The rating agency S&P Global Ratings has downgraded its outlook for three of the main Irish banks from stable to negative, saying that the downside risks to the financial profiles of banks remain significant.
However, the agency confirmed the current ratings of AIB, Bank of Ireland, Permanent TSB and KBC Bank Ireland.
He also hasn’t changed the outlook for KBC as he believes his parent group will be willing and able to provide continued and extraordinary support over the next 18 to 24 months.
The agency said that European economies, including ours, are facing an unprecedented economic challenge due to the global downturn in business and trade, despite government efforts to contain the coronavirus pandemic.

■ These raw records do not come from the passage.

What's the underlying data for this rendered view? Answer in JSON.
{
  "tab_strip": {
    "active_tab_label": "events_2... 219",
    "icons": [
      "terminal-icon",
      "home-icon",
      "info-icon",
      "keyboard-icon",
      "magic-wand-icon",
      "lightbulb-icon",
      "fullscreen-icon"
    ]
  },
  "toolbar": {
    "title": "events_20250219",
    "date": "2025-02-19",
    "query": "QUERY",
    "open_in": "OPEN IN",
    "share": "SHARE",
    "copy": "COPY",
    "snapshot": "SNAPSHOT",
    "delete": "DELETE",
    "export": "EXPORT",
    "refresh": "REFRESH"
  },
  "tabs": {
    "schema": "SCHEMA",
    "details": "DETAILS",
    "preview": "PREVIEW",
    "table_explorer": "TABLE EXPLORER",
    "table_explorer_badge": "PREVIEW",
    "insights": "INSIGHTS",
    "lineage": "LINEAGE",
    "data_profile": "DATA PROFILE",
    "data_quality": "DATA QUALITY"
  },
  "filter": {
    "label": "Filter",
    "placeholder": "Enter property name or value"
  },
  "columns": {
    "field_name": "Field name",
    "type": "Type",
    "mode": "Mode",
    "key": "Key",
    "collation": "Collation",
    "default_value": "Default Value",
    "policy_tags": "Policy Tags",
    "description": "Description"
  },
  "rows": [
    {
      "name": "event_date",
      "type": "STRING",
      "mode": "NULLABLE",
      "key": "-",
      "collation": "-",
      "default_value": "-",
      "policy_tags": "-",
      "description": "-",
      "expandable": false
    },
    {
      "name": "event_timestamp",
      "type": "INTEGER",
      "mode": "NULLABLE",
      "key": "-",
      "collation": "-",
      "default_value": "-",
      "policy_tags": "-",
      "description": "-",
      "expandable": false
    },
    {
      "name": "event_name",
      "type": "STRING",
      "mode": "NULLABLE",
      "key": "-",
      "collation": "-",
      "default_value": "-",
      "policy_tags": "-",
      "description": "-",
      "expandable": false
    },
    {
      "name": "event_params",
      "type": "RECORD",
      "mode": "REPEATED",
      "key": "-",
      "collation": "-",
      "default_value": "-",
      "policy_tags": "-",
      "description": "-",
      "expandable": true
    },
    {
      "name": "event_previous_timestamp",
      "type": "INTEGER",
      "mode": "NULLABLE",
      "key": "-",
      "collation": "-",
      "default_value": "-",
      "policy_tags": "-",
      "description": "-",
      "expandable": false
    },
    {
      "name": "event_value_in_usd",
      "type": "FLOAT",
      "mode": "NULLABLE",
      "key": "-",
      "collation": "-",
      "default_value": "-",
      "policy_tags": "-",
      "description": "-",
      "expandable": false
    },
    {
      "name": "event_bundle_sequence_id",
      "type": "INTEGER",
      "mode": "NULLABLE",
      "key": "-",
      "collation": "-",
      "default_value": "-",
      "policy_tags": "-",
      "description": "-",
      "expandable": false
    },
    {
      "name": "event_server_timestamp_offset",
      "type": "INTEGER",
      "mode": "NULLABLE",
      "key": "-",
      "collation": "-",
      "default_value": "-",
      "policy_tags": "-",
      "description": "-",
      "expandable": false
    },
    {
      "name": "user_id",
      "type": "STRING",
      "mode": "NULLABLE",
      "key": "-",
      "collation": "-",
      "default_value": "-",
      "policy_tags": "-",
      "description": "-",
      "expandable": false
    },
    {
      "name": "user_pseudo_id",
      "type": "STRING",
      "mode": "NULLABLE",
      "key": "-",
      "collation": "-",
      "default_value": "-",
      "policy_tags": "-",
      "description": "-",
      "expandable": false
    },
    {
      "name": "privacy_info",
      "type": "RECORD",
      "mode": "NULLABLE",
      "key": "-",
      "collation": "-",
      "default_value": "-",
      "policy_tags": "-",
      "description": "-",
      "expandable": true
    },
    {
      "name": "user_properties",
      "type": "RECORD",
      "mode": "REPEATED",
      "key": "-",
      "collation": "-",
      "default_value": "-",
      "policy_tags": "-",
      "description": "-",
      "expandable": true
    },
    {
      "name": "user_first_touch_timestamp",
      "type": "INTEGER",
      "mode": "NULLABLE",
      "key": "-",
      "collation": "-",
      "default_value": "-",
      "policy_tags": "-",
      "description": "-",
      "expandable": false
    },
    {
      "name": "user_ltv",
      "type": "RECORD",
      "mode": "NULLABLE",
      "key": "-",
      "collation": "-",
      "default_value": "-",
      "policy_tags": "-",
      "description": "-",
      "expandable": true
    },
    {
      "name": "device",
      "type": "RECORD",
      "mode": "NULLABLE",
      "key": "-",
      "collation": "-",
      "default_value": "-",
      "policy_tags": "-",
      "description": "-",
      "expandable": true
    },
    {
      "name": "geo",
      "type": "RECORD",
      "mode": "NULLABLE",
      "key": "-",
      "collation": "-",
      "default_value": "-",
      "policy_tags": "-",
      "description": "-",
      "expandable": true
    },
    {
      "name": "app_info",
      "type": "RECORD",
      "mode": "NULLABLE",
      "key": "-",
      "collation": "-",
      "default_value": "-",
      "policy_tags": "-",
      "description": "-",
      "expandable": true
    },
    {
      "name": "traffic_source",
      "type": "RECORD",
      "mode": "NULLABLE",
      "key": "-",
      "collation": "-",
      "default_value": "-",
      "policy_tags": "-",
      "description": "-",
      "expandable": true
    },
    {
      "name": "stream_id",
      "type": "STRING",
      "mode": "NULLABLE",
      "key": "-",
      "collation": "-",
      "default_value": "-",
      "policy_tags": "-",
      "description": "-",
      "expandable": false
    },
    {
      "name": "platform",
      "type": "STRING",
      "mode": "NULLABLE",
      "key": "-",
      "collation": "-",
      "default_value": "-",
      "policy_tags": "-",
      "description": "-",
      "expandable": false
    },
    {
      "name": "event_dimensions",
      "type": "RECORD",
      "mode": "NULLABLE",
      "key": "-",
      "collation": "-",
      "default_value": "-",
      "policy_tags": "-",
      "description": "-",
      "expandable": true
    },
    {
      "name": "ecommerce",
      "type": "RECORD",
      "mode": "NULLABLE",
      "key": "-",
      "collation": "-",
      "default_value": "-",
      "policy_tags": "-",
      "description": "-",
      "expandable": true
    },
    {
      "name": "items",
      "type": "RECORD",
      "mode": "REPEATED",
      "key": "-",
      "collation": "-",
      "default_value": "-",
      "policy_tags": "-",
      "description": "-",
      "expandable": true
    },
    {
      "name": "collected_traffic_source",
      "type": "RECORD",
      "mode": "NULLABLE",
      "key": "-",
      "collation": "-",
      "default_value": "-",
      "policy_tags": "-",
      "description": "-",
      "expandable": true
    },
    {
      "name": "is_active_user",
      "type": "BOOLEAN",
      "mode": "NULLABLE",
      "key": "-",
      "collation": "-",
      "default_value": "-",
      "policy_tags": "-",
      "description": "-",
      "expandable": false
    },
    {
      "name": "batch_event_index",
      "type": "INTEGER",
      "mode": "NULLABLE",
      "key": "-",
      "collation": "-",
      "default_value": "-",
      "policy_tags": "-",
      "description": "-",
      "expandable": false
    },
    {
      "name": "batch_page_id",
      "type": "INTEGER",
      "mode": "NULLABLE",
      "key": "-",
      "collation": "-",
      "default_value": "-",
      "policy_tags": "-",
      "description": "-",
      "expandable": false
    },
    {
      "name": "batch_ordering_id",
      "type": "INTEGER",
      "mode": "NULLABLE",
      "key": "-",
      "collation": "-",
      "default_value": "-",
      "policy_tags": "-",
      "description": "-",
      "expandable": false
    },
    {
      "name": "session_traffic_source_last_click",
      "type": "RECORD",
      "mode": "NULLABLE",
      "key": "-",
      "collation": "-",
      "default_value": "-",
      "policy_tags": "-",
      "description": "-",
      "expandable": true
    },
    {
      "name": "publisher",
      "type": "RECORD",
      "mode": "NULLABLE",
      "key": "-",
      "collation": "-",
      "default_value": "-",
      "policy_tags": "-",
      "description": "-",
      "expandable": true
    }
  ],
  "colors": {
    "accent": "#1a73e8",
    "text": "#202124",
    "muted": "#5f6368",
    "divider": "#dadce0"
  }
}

“We continue to expect Ireland’s large related fiscal and monetary measures to significantly ease this extraordinarily acute cyclical shock, thereby supporting the banking system in its key role as a vehicle for fiscal and monetary support,” said the S&P. said.
But he added that, even in his basic scenario of an economic recovery starting in the third quarter of this year, he expects bank profits, asset quality and, in some cases, capitalization. ” weaken significantly during the rest of the year. and following.
“We could take further negative rating measures if we expect the cyclical economic recovery to be significantly weaker or delayed, as this would have a much more negative effect on the creditworthiness of the banks,” he said. said in a statement tonight.
“The stocks could also follow idiosyncratic negative developments in individual banks.”
Actions following a review by S&P of banking systems in Western Europe following the start of the coronavirus crisis.
“The Irish economy is small and open, making it vulnerable to economic cycles and external shocks, such as those caused by the COVID-19 pandemic,” he said.
“We expect the Irish economy to contract in 2020 and recover only gradually from 2021. However, despite the expected recovery, we believe there will be significant pressure on the operating environment and Irish banks’ earnings outlook over the next two to three years. “
It indicates that profitability is under increasing pressure from Irish banks due to their high cost base, their reduced interest margins and their investments in business transformation and their increased digital capacity.
S&P considers the growth opportunities to be modest and says the competition is tough.
“The rating measures we have taken reflect the fact that the profitability of Irish banks remains structurally weak for at least the next two years, with a low return on equity,” said the report.
He says that even in his economic hypothesis, the political responses taken in Ireland might not succeed in avoiding permanent economic damage later.
Earlier this month, the rating agency Fitch downgraded its outlook for AIB and Bank of Ireland from negative to stable due to the challenges posed by the Covid-19 pandemic.